Frequently Asked Questions

Q. Is there any cost involved to join the West Coast DI Association?
A.  The West Coast DI Association does not charge dues or have any signup fees.


Q. What is the criteria needed to become a member of the West Coast DI Association?
A.  A prospective member must be either a currently active duty DI on the field in good standing, or has successfully completed a tour of duty in MOS 0911/8511.


Q. Is it possible to be a member of both East Coast & West Coast Drill Instructor Associations?
A.  Yes, assuming you meet the required criteria.


Q. How do I insert information I have into the West Coast DI Association Bulletin Board?
A.  Send your information to Gregg Stoner, Secretary of the WCDIA. If approved, your information will be forwarded to the web master for insertion.


Q. Do you accept donations?
A. Yes.  Donations are always greatly appreciated and are tax deductible (check with your accountant).


Q. Does this site have a Guest Book I can sign?
A. Yes. The Guest Book is located on the bottom of the Home Page.


Q. Is there a DI Locator on this site?
A. Yes–it is located at the bottom of the home page and is combined with the Guest Book.

Did You Know That

Prior to the conception of the recruit depots and Drill Instructor Schools, noncommissioned officers at the various posts and stations trained newly joined Marine recruits in the “principles of military movements” and the use of the rifle. The quality of training was as varied as the number of bases and noncommissioned officers. In 1911, MajGen. William Biddle, 11th Commandant of the Marine Corps, determined that such training was inadequate and established the first centralized recruit depots at Norfolk, Va.; Philadelphia; Mare Island, Calif. and Puget Sound, Wash. By 1915, East Coast recruit training was centralized at MCRD Parris Island, S.C. In 1923, MCRD San Diego assumed the duties as the sole recruit depot for the West Coast. During World War II, the Drill Instructor Schools were first established at both depots, but shortages of drill instructors needed to train the influx of new recruits forced the schedule to cover only a couple of weeks. In 1947, academic instructors were added to supplement the staff at the schools and the training syllabus was expanded to ten weeks.

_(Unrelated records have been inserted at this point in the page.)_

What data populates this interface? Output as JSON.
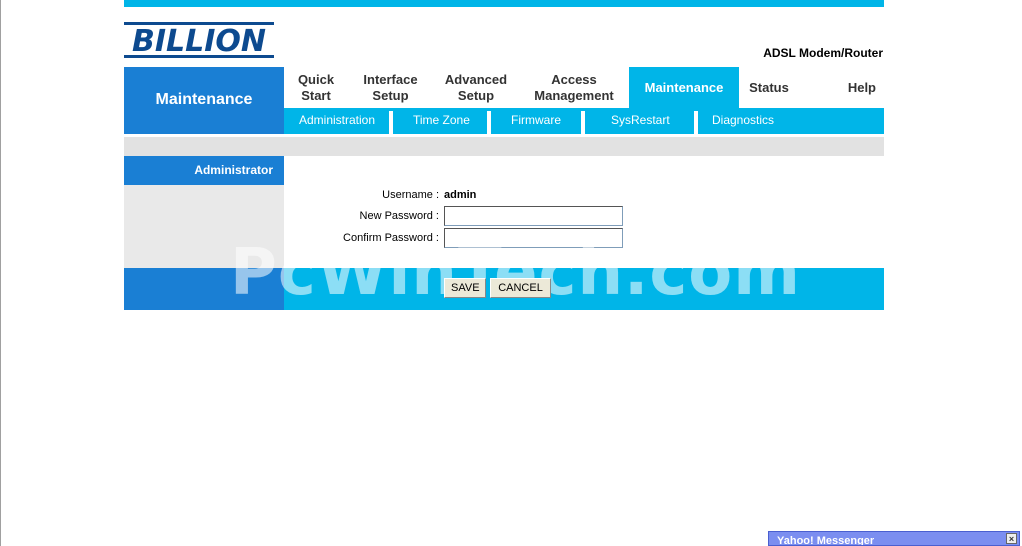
{
  "header": {
    "brand": "BILLION",
    "model": "ADSL Modem/Router"
  },
  "section_title": "Maintenance",
  "nav": {
    "items": [
      {
        "line1": "Quick",
        "line2": "Start"
      },
      {
        "line1": "Interface",
        "line2": "Setup"
      },
      {
        "line1": "Advanced",
        "line2": "Setup"
      },
      {
        "line1": "Access",
        "line2": "Management"
      },
      {
        "line1": "Maintenance",
        "line2": ""
      },
      {
        "line1": "Status",
        "line2": ""
      },
      {
        "line1": "Help",
        "line2": ""
      }
    ],
    "active_index": 4
  },
  "subnav": {
    "items": [
      "Administration",
      "Time Zone",
      "Firmware",
      "SysRestart",
      "Diagnostics"
    ]
  },
  "sidebar": {
    "heading": "Administrator"
  },
  "form": {
    "username_label": "Username :",
    "username_value": "admin",
    "new_password_label": "New Password :",
    "new_password_value": "",
    "confirm_password_label": "Confirm Password :",
    "confirm_password_value": ""
  },
  "buttons": {
    "save": "SAVE",
    "cancel": "CANCEL"
  },
  "watermark": "PcWinTech.com",
  "popup": {
    "title": "Yahoo! Messenger",
    "close_glyph": "×"
  },
  "colors": {
    "accent_blue": "#1a7fd4",
    "accent_cyan": "#00b5e8",
    "brand_navy": "#0d4a8f"
  }
}
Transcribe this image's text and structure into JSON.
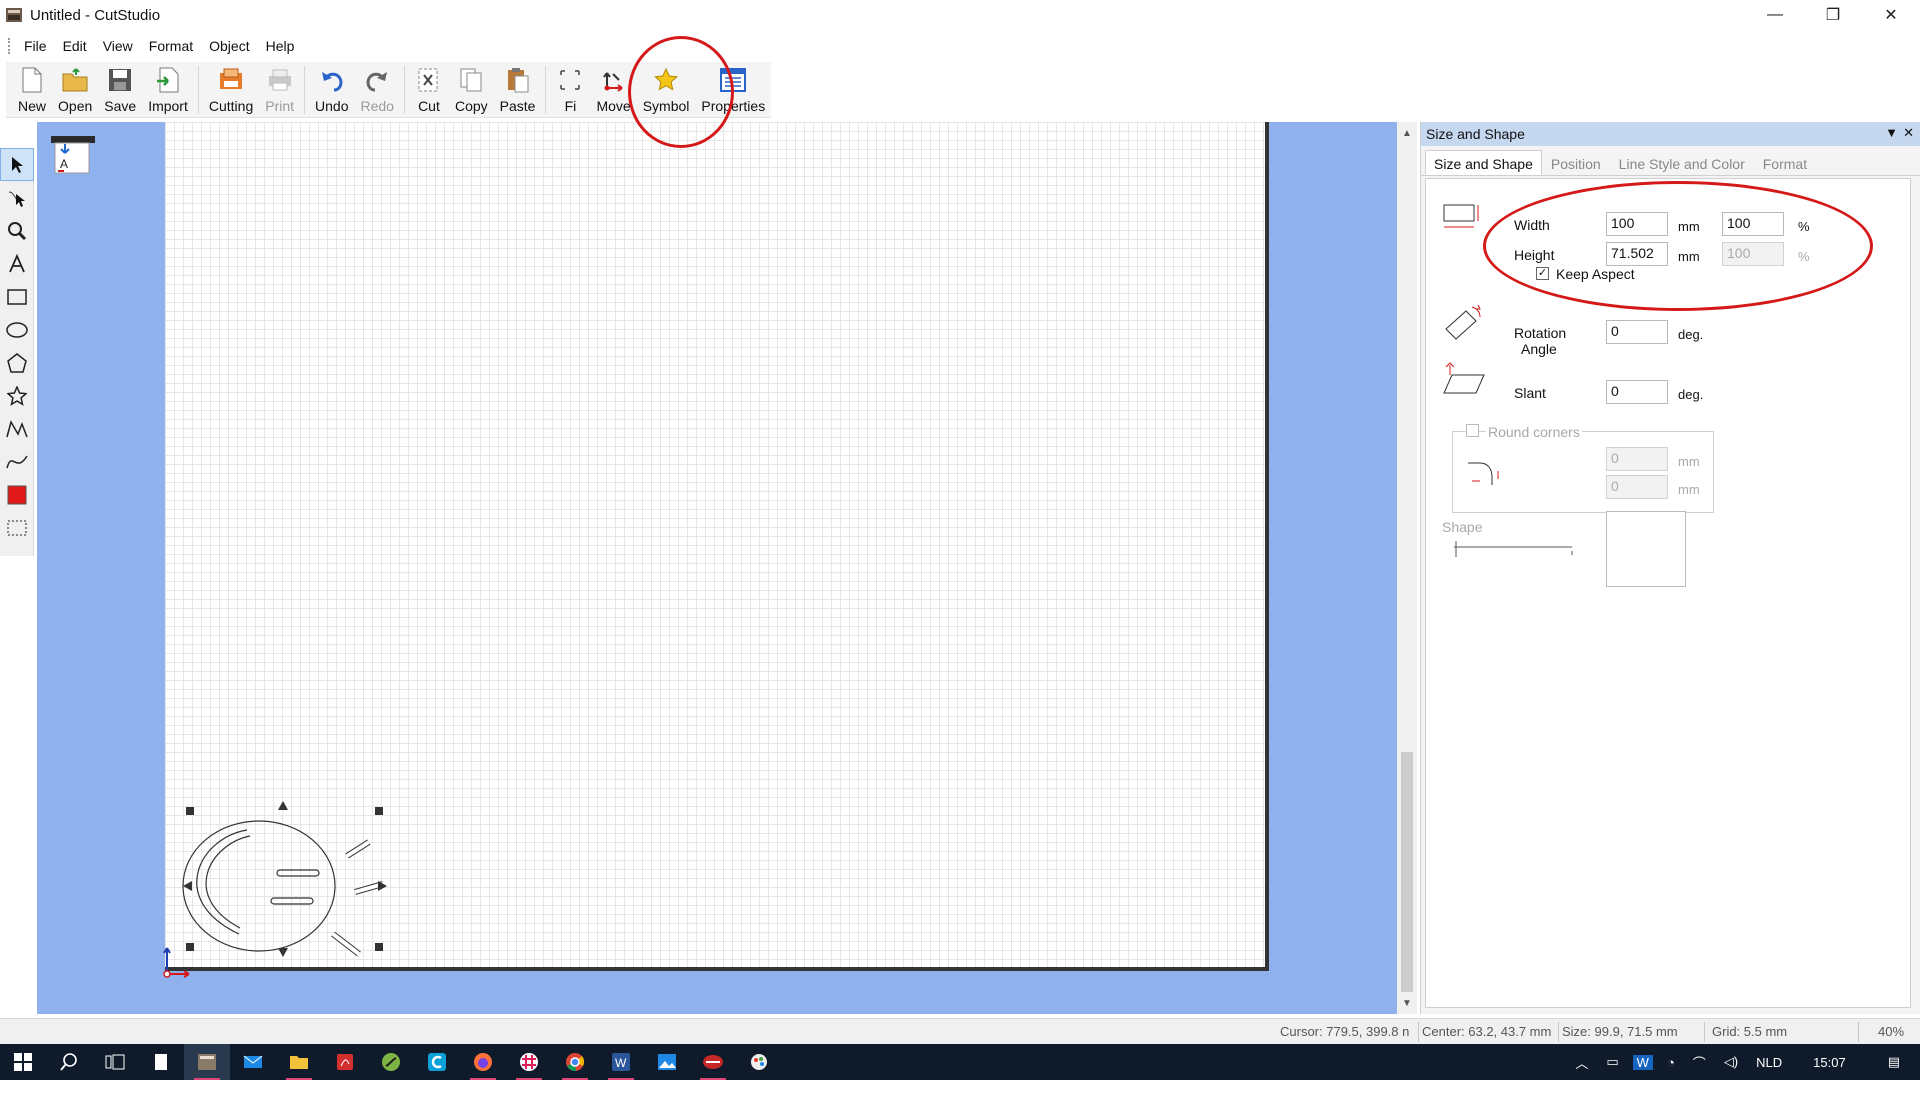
{
  "window": {
    "title": "Untitled - CutStudio",
    "min": "—",
    "max": "❐",
    "close": "✕"
  },
  "menu": [
    "File",
    "Edit",
    "View",
    "Format",
    "Object",
    "Help"
  ],
  "toolbar": [
    {
      "label": "New",
      "icon": "new-icon",
      "enabled": true
    },
    {
      "label": "Open",
      "icon": "open-folder-icon",
      "enabled": true
    },
    {
      "label": "Save",
      "icon": "save-disk-icon",
      "enabled": true
    },
    {
      "label": "Import",
      "icon": "import-icon",
      "enabled": true
    },
    {
      "label": "Cutting",
      "icon": "cutting-icon",
      "enabled": true
    },
    {
      "label": "Print",
      "icon": "print-icon",
      "enabled": false
    },
    {
      "label": "Undo",
      "icon": "undo-icon",
      "enabled": true
    },
    {
      "label": "Redo",
      "icon": "redo-icon",
      "enabled": false
    },
    {
      "label": "Cut",
      "icon": "cut-icon",
      "enabled": true
    },
    {
      "label": "Copy",
      "icon": "copy-icon",
      "enabled": true
    },
    {
      "label": "Paste",
      "icon": "paste-icon",
      "enabled": true
    },
    {
      "label": "Fi",
      "icon": "fit-icon",
      "enabled": true
    },
    {
      "label": "Move",
      "icon": "move-icon",
      "enabled": true
    },
    {
      "label": "Symbol",
      "icon": "star-symbol-icon",
      "enabled": true
    },
    {
      "label": "Properties",
      "icon": "properties-icon",
      "enabled": true
    }
  ],
  "panel": {
    "title": "Size and Shape",
    "tabs": [
      "Size and Shape",
      "Position",
      "Line Style and Color",
      "Format"
    ],
    "active_tab": 0,
    "width_label": "Width",
    "width_value": "100",
    "width_unit": "mm",
    "width_percent": "100",
    "percent_sign": "%",
    "height_label": "Height",
    "height_value": "71.502",
    "height_unit": "mm",
    "height_percent": "100",
    "keep_aspect_label": "Keep Aspect",
    "keep_aspect_checked": true,
    "rotation_label_1": "Rotation",
    "rotation_label_2": "Angle",
    "rotation_value": "0",
    "rotation_unit": "deg.",
    "slant_label": "Slant",
    "slant_value": "0",
    "slant_unit": "deg.",
    "round_corners_label": "Round corners",
    "round_value_1": "0",
    "round_value_2": "0",
    "round_unit": "mm",
    "shape_label": "Shape"
  },
  "status": {
    "cursor": "Cursor: 779.5, 399.8 n",
    "center": "Center: 63.2, 43.7 mm",
    "size": "Size: 99.9, 71.5 mm",
    "grid": "Grid: 5.5 mm",
    "zoom": "40%"
  },
  "taskbar": {
    "tray": {
      "lang": "NLD",
      "time": "15:07"
    }
  },
  "colors": {
    "accent": "#d51818",
    "canvas_bg": "#8fb2ee",
    "panel_header": "#c6d8ef"
  }
}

During the Korean War, recruit training was once again in high gear and Drill Instructor School was reduced to 3 1/2 weeks. Exceptionally qualified privates first class were admitted to the school until 1954 when enrollment was restricted to noncommissioned officers.

Today, Drill Instructor School strives to be the premier leadership school in the Marine Corps. It encompasses over 500 hours of academics, physical training and practical application over an 11-week course. Not only are students given a thorough review of all military skills, but they are acquainted with an intensive indoctrination in the conduct, regulations, and procedures governing recruit training. The students also undergo a comprehensive leadership package which includes time management, communication skills, and counseling. Squad instructors continuously evaluate and counsel their respective students to ensure maximum performance.

USMC First To Issue Smokey Bear Hat

Formally known as the field hat, the campaign cover was commonly worn by Marines of the early 1900’s. First issued in the late 1800’s, it was made famous by Marines who fought in Nicaragua, Haiti, and China. Its official issue was discontinued prior to World War II, but Marine Corps shooting teams retained it for its functionality.

The 21st Commandant, General Pate, directed that the campaign cover be issued to drill instructors in 1956. Prior to this drill instructors wore the utility cover or garrison cap with the appropriate uniform of the day. Intended to serve as a symbol of their responsibility and authority, the new issue of campaign covers was the idea of MSgt. W. G. Ferrigno, Recruit Training Command, Field Sergeant Major at Parris Island. The initial order of 700 covers was procured from the J. B. Stetson Company. The crew of a Marine transport aircraft picked-up the hats at the factory on Friday, July 20, 1956 and flew them to Parris Island. By 0730 the following morning every drill instructor at the Depot had his new “Smokey.”

Only two hat cords are authorized for wear on the Marine Corps campaign hat. A gold cord for flag officers (generals), and scarlet and gold for officers– Both warrant and commissioned.